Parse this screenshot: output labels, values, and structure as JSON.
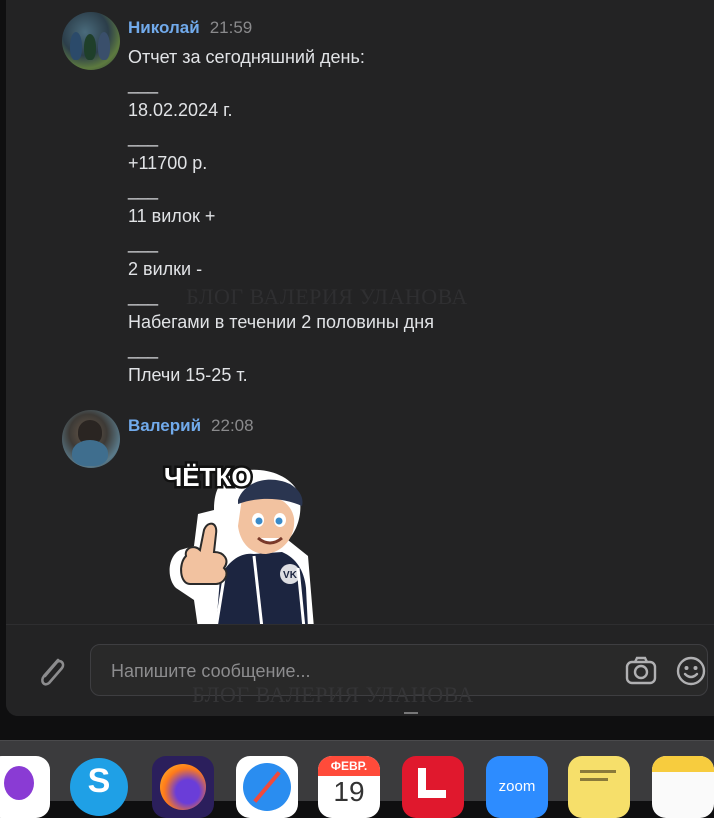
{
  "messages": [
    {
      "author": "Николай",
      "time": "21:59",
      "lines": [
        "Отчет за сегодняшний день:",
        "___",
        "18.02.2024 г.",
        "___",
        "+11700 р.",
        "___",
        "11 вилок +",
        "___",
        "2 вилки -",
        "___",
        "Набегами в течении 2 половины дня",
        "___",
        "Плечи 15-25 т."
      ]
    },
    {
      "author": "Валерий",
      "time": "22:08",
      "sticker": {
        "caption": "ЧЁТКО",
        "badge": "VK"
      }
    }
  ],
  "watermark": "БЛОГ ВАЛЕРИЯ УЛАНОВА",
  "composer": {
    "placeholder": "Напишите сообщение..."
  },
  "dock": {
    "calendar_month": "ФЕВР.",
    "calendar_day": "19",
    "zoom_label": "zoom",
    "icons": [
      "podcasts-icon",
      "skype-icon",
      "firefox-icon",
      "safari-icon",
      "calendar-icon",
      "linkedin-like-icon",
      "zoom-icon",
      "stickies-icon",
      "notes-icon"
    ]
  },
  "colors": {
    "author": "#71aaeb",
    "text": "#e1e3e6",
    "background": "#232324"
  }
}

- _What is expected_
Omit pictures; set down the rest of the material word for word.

- _Your solution_
Parse this screenshot: output labels, values, and structure as JSON.
{
  "messages": [
    {
      "author": "Николай",
      "time": "21:59",
      "lines": [
        "Отчет за сегодняшний день:",
        "___",
        "18.02.2024 г.",
        "___",
        "+11700 р.",
        "___",
        "11 вилок +",
        "___",
        "2 вилки -",
        "___",
        "Набегами в течении 2 половины дня",
        "___",
        "Плечи 15-25 т."
      ]
    },
    {
      "author": "Валерий",
      "time": "22:08",
      "sticker": {
        "caption": "ЧЁТКО",
        "badge": "VK"
      }
    }
  ],
  "watermark": "БЛОГ ВАЛЕРИЯ УЛАНОВА",
  "composer": {
    "placeholder": "Напишите сообщение..."
  },
  "dock": {
    "calendar_month": "ФЕВР.",
    "calendar_day": "19",
    "zoom_label": "zoom",
    "icons": [
      "podcasts-icon",
      "skype-icon",
      "firefox-icon",
      "safari-icon",
      "calendar-icon",
      "linkedin-like-icon",
      "zoom-icon",
      "stickies-icon",
      "notes-icon"
    ]
  },
  "colors": {
    "author": "#71aaeb",
    "text": "#e1e3e6",
    "background": "#232324"
  }
}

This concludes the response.